AC 319: January 27, 2009 (Boston)

No dream images this morning, just a sense of having gone to the bliss place I visited yesterday and hanging out there. This time I come back with the feeling of having been with my true family. This must be the level at which my nonphysical support team hangs out--fellow students and our spiritual teacher. If so, then it must be the upper levels of the mental plane, which is where Leadbeater says students and their teachers meet.

Here is what he has to say about the second subplane of the mental plane (counting down from the uppermost):
The souls living on this plane have wide opportunities for growth when freed from the physical body, for here they may receive instructions from more advanced entities, coming into direct touch with their teachers. No longer by thought-pictures, but by a flashing luminousness impossible to describe, the very essence of the idea flies like a star from one soul to the other, its correlations expressing themselves as light waves pouring out from the central star, and needing no separate enunciation. A thought is like a light placed in a room; it shows all things round it, but requires no words to describe them. [Charles W. Leadbeater, The Devachanic Plane, 1896, reprint (Adar, Madras, India: Theosophical Publishing House, 1971), 122.]
Most of humanity hangs out on the third subplane, which is the highest heaven they’re able to achieve between lifetimes. Leadbeater calls this “the most populous of all the regions with which we are acquainted, for here are present almost all of the sixty thousand millions of souls who are said to be engaged in the human evolution” (114).

Yesterday, I thought I may have been on the buddhic plane, but it seems more likely that I was on the second subplane of the mental plane. The heavily traveled road of the third subplane ended and I was on the other side of the gate that lead to the second.

My friend Carl has been visiting what he calls a group house on the mental plane, in which he encounters a number of advanced students. Alice Bailey calls such an association an ashram. It may be that yesterday’s and today’s adventures were an attempt to locate where on the mental plane such ashrams may be encountered.

Leadbeater calls the first subplane “the most glorious of the mental world.” It has “few denizens as yet from our humanity, for on its heights dwell none other than the Masters of Wisdom and Compassion, and their initiated pupils” (122). This too would be an ashram, but only of the most highly advanced students.

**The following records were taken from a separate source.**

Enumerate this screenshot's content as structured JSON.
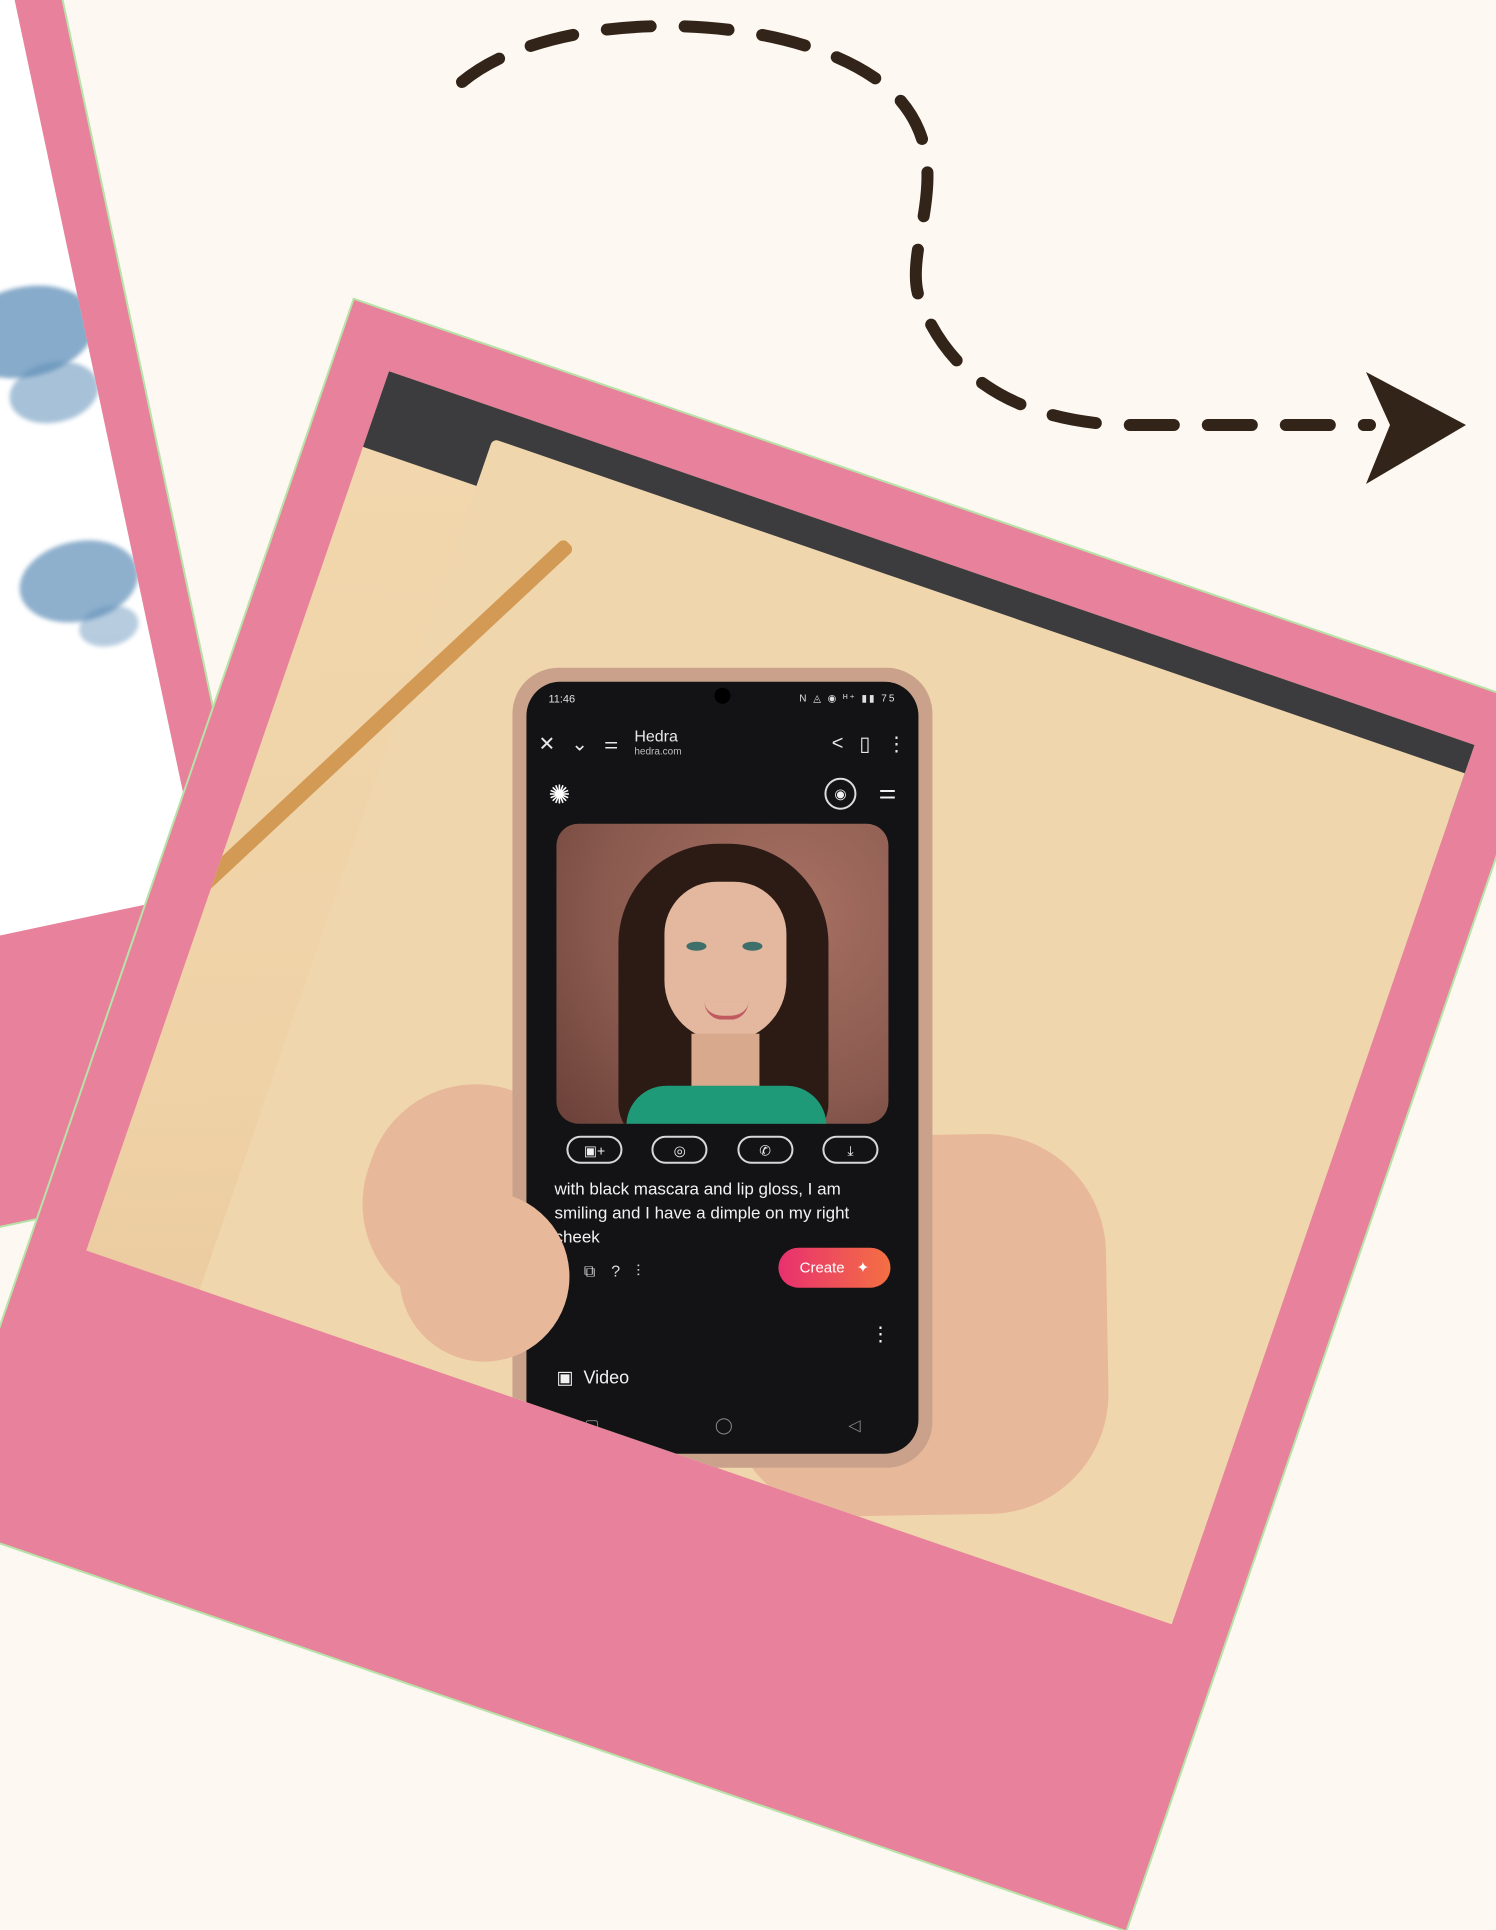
{
  "phone": {
    "status": {
      "time": "11:46",
      "icons": "N ◬ ◉ ᴴ⁺ ▮▮ 75"
    },
    "browser": {
      "site_name": "Hedra",
      "site_url": "hedra.com",
      "close_glyph": "✕",
      "chevron_glyph": "⌄",
      "tune_glyph": "⚌",
      "share_glyph": "<",
      "bookmark_glyph": "▯",
      "more_glyph": "⋮"
    },
    "app": {
      "logo_glyph": "✺",
      "profile_glyph": "◉",
      "menu_glyph": "⚌",
      "actions": [
        "▣+",
        "◎",
        "✆",
        "⤓"
      ],
      "prompt_text": "with black mascara and lip gloss, I am smiling and I have a dimple on my right cheek",
      "tools": [
        "↻",
        "⧉",
        "?",
        "⫶"
      ],
      "create_label": "Create",
      "create_icon": "✦",
      "more_glyph": "⋮",
      "video_icon": "▣",
      "video_label": "Video",
      "nav": [
        "▢",
        "◯",
        "◁"
      ]
    }
  },
  "colors": {
    "background": "#fdf8f1",
    "polaroid": "#e8829c",
    "polaroid_edge": "#b7e3a8",
    "arrow": "#33241a",
    "create_button_start": "#e8306f",
    "create_button_end": "#f47043"
  }
}
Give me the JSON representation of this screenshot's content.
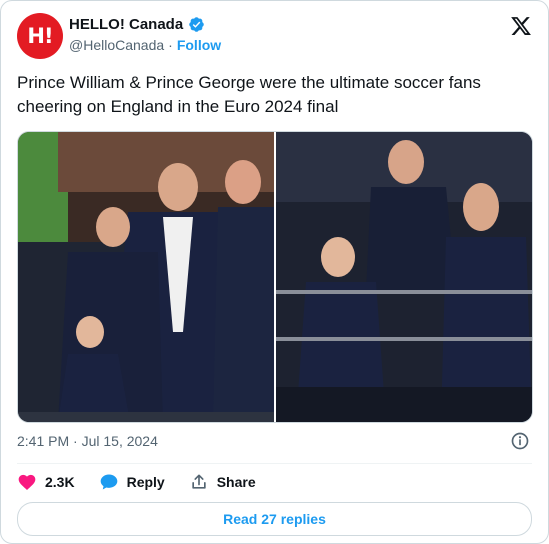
{
  "account": {
    "avatar_text": "H!",
    "display_name": "HELLO! Canada",
    "handle": "@HelloCanada",
    "separator": "·",
    "follow_label": "Follow"
  },
  "tweet": {
    "text": "Prince William & Prince George were the ultimate soccer fans cheering on England in the Euro 2024 final",
    "timestamp": "2:41 PM · Jul 15, 2024"
  },
  "actions": {
    "likes_count": "2.3K",
    "reply_label": "Reply",
    "share_label": "Share",
    "read_replies_label": "Read 27 replies"
  },
  "colors": {
    "brand_red": "#e31b23",
    "link_blue": "#1d9bf0",
    "like_pink": "#f91880"
  }
}
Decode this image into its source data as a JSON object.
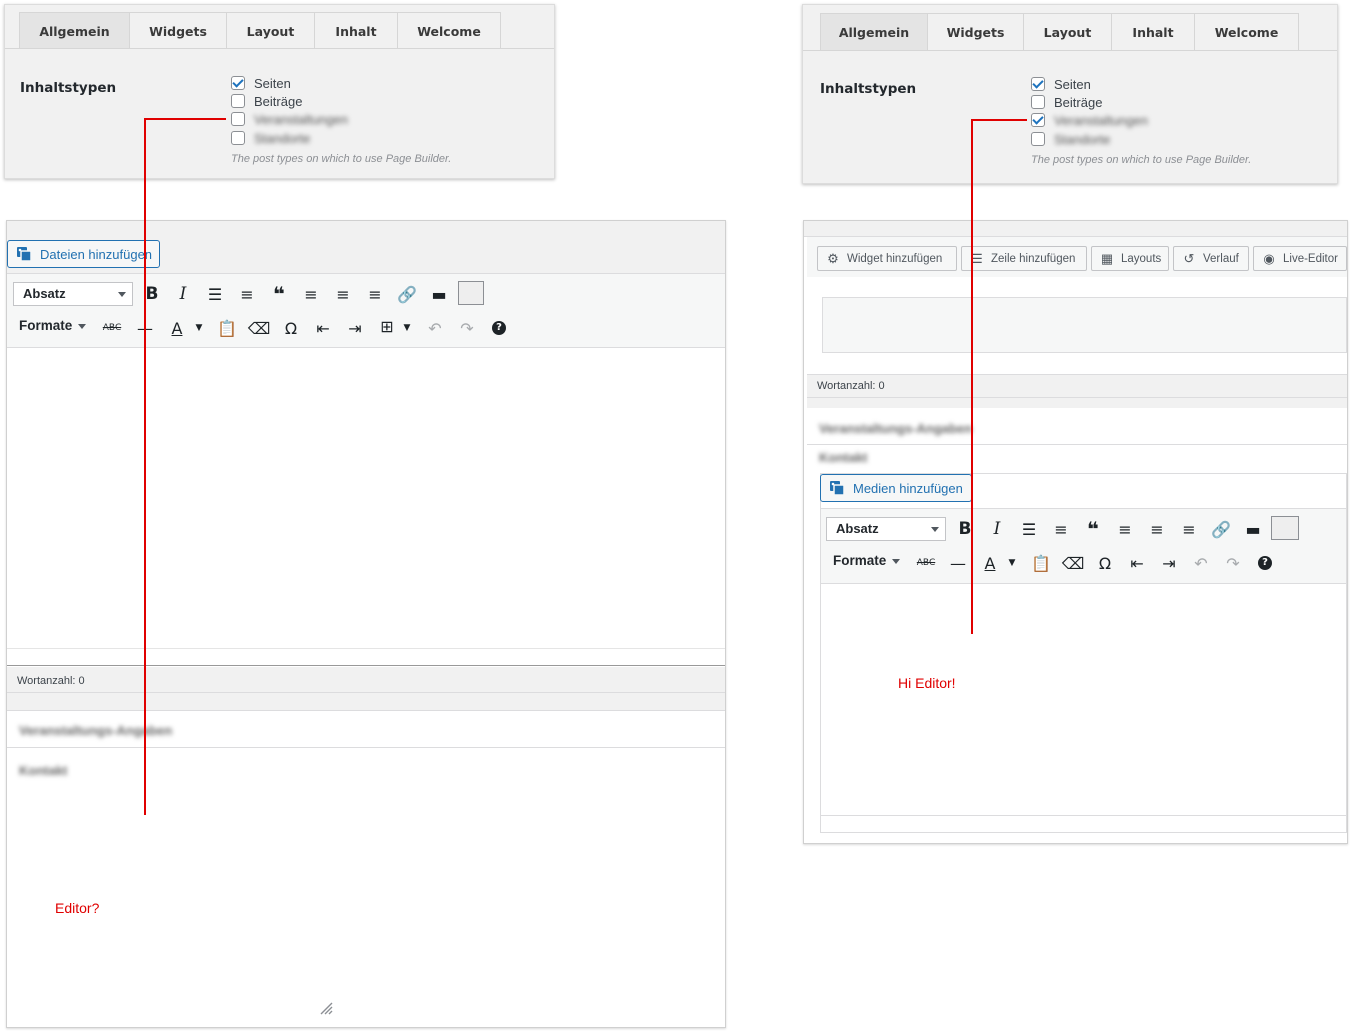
{
  "left_settings": {
    "tabs": [
      "Allgemein",
      "Widgets",
      "Layout",
      "Inhalt",
      "Welcome"
    ],
    "section_label": "Inhaltstypen",
    "post_types": [
      {
        "label": "Seiten",
        "checked": true,
        "blurred": false
      },
      {
        "label": "Beiträge",
        "checked": false,
        "blurred": false
      },
      {
        "label": "Veranstaltungen",
        "checked": false,
        "blurred": true
      },
      {
        "label": "Standorte",
        "checked": false,
        "blurred": true
      }
    ],
    "hint": "The post types on which to use Page Builder."
  },
  "right_settings": {
    "tabs": [
      "Allgemein",
      "Widgets",
      "Layout",
      "Inhalt",
      "Welcome"
    ],
    "section_label": "Inhaltstypen",
    "post_types": [
      {
        "label": "Seiten",
        "checked": true,
        "blurred": false
      },
      {
        "label": "Beiträge",
        "checked": false,
        "blurred": false
      },
      {
        "label": "Veranstaltungen",
        "checked": true,
        "blurred": true
      },
      {
        "label": "Standorte",
        "checked": false,
        "blurred": true
      }
    ],
    "hint": "The post types on which to use Page Builder."
  },
  "left_editor": {
    "media_button": "Dateien hinzufügen",
    "format_select": "Absatz",
    "formats_menu": "Formate",
    "word_count": "Wortanzahl: 0",
    "meta_title": "Veranstaltungs-Angaben",
    "meta_field": "Kontakt",
    "annotation": "Editor?"
  },
  "right_editor": {
    "pagebuilder_buttons": [
      "Widget hinzufügen",
      "Zeile hinzufügen",
      "Layouts",
      "Verlauf",
      "Live-Editor"
    ],
    "word_count": "Wortanzahl: 0",
    "meta_title": "Veranstaltungs-Angaben",
    "meta_field": "Kontakt",
    "media_button": "Medien hinzufügen",
    "format_select": "Absatz",
    "formats_menu": "Formate",
    "annotation": "Hi Editor!"
  },
  "colors": {
    "annotation": "#e00000",
    "link_blue": "#2271b1"
  }
}
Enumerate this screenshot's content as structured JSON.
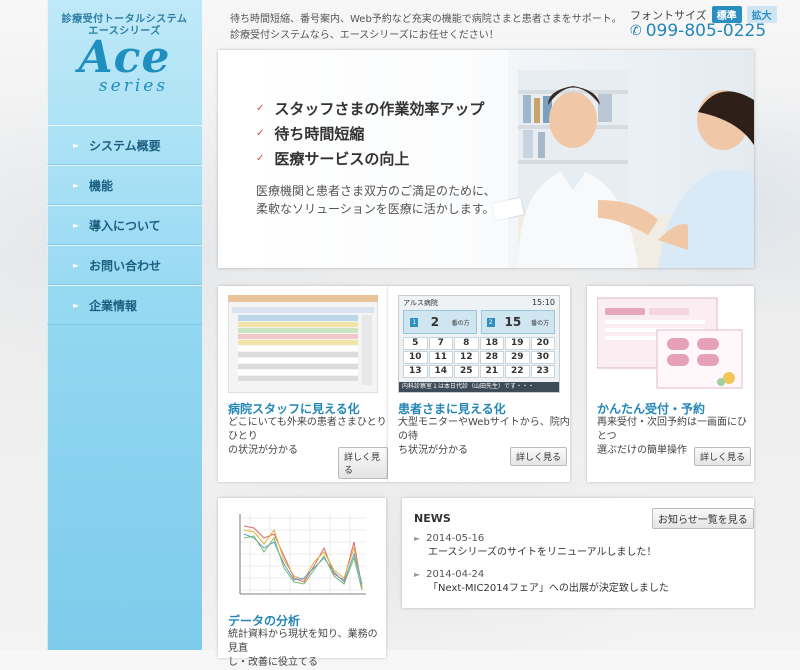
{
  "header": {
    "tagline_line1": "待ち時間短縮、番号案内、Web予約など充実の機能で病院さまと患者さまをサポート。",
    "tagline_line2": "診療受付システムなら、エースシリーズにお任せください！",
    "font_size_label": "フォントサイズ",
    "font_size_standard": "標準",
    "font_size_large": "拡大",
    "phone_icon": "phone-icon",
    "phone_number": "099-805-0225"
  },
  "logo": {
    "subtitle_line1": "診療受付トータルシステム",
    "subtitle_line2": "エースシリーズ",
    "name": "Ace",
    "series": "series"
  },
  "nav": {
    "items": [
      {
        "label": "システム概要"
      },
      {
        "label": "機能"
      },
      {
        "label": "導入について"
      },
      {
        "label": "お問い合わせ"
      },
      {
        "label": "企業情報"
      }
    ]
  },
  "hero": {
    "points": [
      "スタッフさまの作業効率アップ",
      "待ち時間短縮",
      "医療サービスの向上"
    ],
    "desc_line1": "医療機関と患者さま双方のご満足のために、",
    "desc_line2": "柔軟なソリューションを医療に活かします。"
  },
  "cards": [
    {
      "title": "病院スタッフに見える化",
      "text_line1": "どこにいても外来の患者さまひとりひとり",
      "text_line2": "の状況が分かる",
      "button": "詳しく見る"
    },
    {
      "title": "患者さまに見える化",
      "text_line1": "大型モニターやWebサイトから、院内の待",
      "text_line2": "ち状況が分かる",
      "button": "詳しく見る",
      "monitor": {
        "hospital": "アルス病院",
        "time": "15:10",
        "room1_label": "診察室",
        "room1_num": "1",
        "room1_call": "2",
        "room2_label": "診察室",
        "room2_num": "2",
        "room2_call": "15",
        "unit": "番の方",
        "numbers": [
          "5",
          "7",
          "8",
          "18",
          "19",
          "20",
          "10",
          "11",
          "12",
          "28",
          "29",
          "30",
          "13",
          "14",
          "25",
          "21",
          "22",
          "23"
        ],
        "ticker": "内科診察室１は本日代診（山田先生）です・・・"
      }
    },
    {
      "title": "かんたん受付・予約",
      "text_line1": "再来受付・次回予約は一画面にひとつ",
      "text_line2": "選ぶだけの簡単操作",
      "button": "詳しく見る"
    },
    {
      "title": "データの分析",
      "text_line1": "統計資料から現状を知り、業務の見直",
      "text_line2": "し・改善に役立てる"
    }
  ],
  "news": {
    "heading": "NEWS",
    "list_button": "お知らせ一覧を見る",
    "items": [
      {
        "date": "2014-05-16",
        "text": "エースシリーズのサイトをリニューアルしました！"
      },
      {
        "date": "2014-04-24",
        "text": "「Next-MIC2014フェア」への出展が決定致しました"
      }
    ]
  },
  "colors": {
    "accent": "#2487b8",
    "sidebar_top": "#bfe9f8",
    "sidebar_bottom": "#7fcbeb",
    "check": "#d24a4a"
  }
}
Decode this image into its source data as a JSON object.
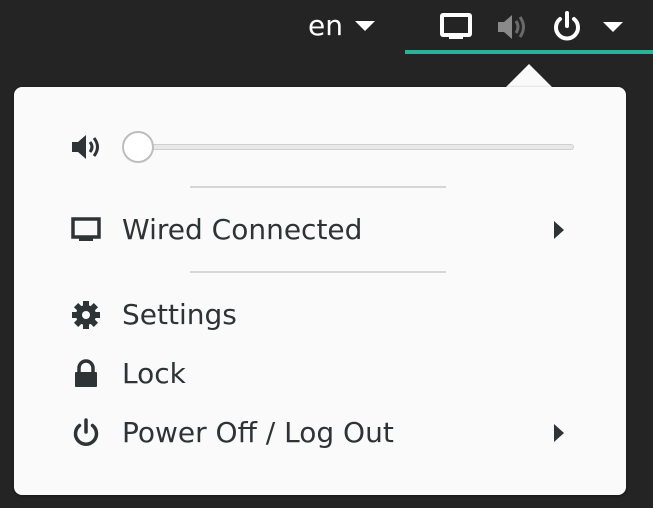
{
  "topbar": {
    "language": "en",
    "icons": [
      "network-wired-icon",
      "volume-muted-icon",
      "power-icon"
    ],
    "accent_color": "#2ab29a"
  },
  "menu": {
    "volume": {
      "icon": "speaker-icon",
      "level": 0.0
    },
    "items": [
      {
        "icon": "network-wired-icon",
        "label": "Wired Connected",
        "has_submenu": true
      },
      {
        "icon": "gear-icon",
        "label": "Settings",
        "has_submenu": false
      },
      {
        "icon": "lock-icon",
        "label": "Lock",
        "has_submenu": false
      },
      {
        "icon": "power-icon",
        "label": "Power Off / Log Out",
        "has_submenu": true
      }
    ]
  }
}
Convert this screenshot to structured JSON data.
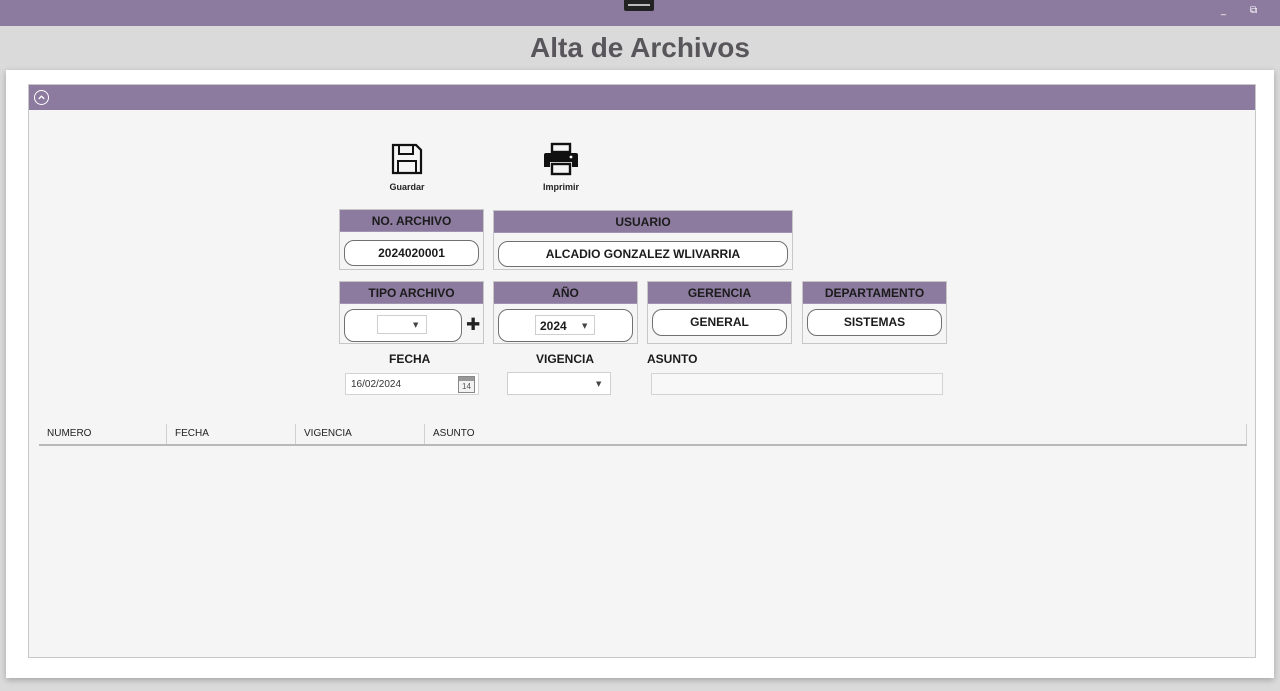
{
  "window": {
    "minimize_glyph": "_",
    "restore_glyph": "⧉"
  },
  "page": {
    "title": "Alta de Archivos"
  },
  "toolbar": {
    "save_label": "Guardar",
    "print_label": "Imprimir"
  },
  "fields": {
    "no_archivo": {
      "label": "NO. ARCHIVO",
      "value": "2024020001"
    },
    "usuario": {
      "label": "USUARIO",
      "value": "ALCADIO GONZALEZ WLIVARRIA"
    },
    "tipo_archivo": {
      "label": "TIPO ARCHIVO",
      "value": "",
      "add_glyph": "✚"
    },
    "anio": {
      "label": "AÑO",
      "value": "2024"
    },
    "gerencia": {
      "label": "GERENCIA",
      "value": "GENERAL"
    },
    "departamento": {
      "label": "DEPARTAMENTO",
      "value": "SISTEMAS"
    },
    "fecha": {
      "label": "FECHA",
      "value": "16/02/2024",
      "calendar_day": "14"
    },
    "vigencia": {
      "label": "VIGENCIA",
      "value": ""
    },
    "asunto": {
      "label": "ASUNTO",
      "value": ""
    }
  },
  "grid": {
    "columns": [
      "NUMERO",
      "FECHA",
      "VIGENCIA",
      "ASUNTO"
    ],
    "rows": []
  },
  "icons": {
    "collapse": "chevron-up-circle-icon",
    "save": "floppy-disk-icon",
    "print": "printer-icon",
    "calendar": "calendar-icon",
    "add": "plus-icon"
  },
  "colors": {
    "accent": "#8c7b9e",
    "title": "#58565b"
  }
}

I felt very loved and supported when I awoke from my stay in the bliss place, wherever it was. I was deeply rested and recharged, even though I awoke quite early, after only five hours of sleep.